In Sunday pregame land, Jason's going head-to-head with Chris Mortensen and Adam Schefter, who I assume will be on the Sunday morning show (and the rest of the Clayton/Werder/Paolantonio/Nichols team), and then there's scoopman Jay Glazer at Fox, who drops a bomb every week. And I haven't even mentioned Charlie Casserly and his enlightened spot on CBS. I know LaCanfora's work ethic, and whatever they're paying him, he'll earn. But he's got some powerhouses in his way.

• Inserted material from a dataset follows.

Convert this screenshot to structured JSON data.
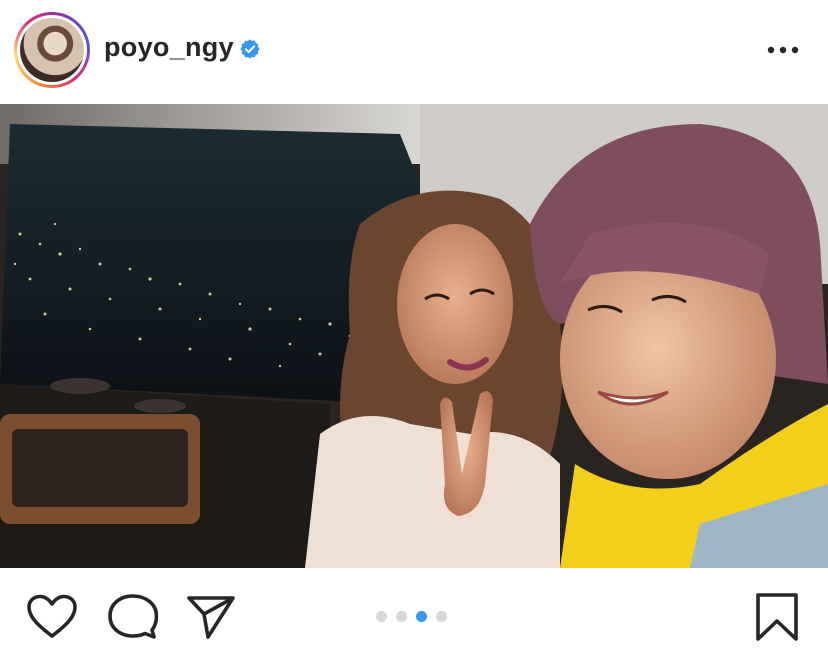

5. I think Matt Millen might be getting cold feet about the Thursday night NFL Network gig. The one guy the network's considering for a spot on the Thursday games -- and I love this idea -- is Mike Mayock, using him as sort of a teacher of all things football. If Mayock, who I think is as smart as they come on this side of the business, can explain semi-complex things like coverage schemes and players' weaknesses in 18 seconds instead of the 30 it usually takes, he could come on six to 10 times during a game and become the kind of teacher every football telecast needs.
6. I think, not to overwrite TV, one of my pet peeves over the last couple of years has been how the football and media world is obsessed about how many people NBC uses on its Sunday night Football Night in America show. Obviously, I've been a part of the team for the past three years, so I'm the least partial person to comment here. But let's line up the shows and count the talent, based on 2008 lineups, and not including field reporters:
NFL Network: Five or six, depending on the time of year. The Sunday pregame show started the year two hours and expanded to three in midseason. With the two-hour show, there were four in the studio and a reporter, Schefter, reporting often from New York. When the show went to three hours, Steve Mariucci was added to the studio.
ESPN. Six. The two-hour Sunday show will presumably add a seventh this year in Schefter, while keeping five men on the regular set and Mortensen off to the side of the set.
Fox. Six, with an asterisk, for the one-hour show. Five on the set, plus four or five regular shots with Glazer. But you might as well call it eight ... with Jillian Reynolds (weather) and Frank Caliendo (picks) appearing for a couple of minutes during every show.
CBS. Five for the one-hour show, including the regular four- or five-minute segment with Casserly and James Brown.
NBC. Varied between five and seven for the 75-minute show. But when it was seven, I'd bet numbers five through seven -- me, Tiki Barber, Jerome Bettis -- took a total of six or seven of the 75 minutes.
Did we have more bodies on the set? Not more than Fox, if you count Caliendo and Reynolds, and assuming Schefter joins the ESPN set, ESPN will have the same number. If NBC was overloaded, why aren't those shows overloaded, too?
NFL Truth & Rumors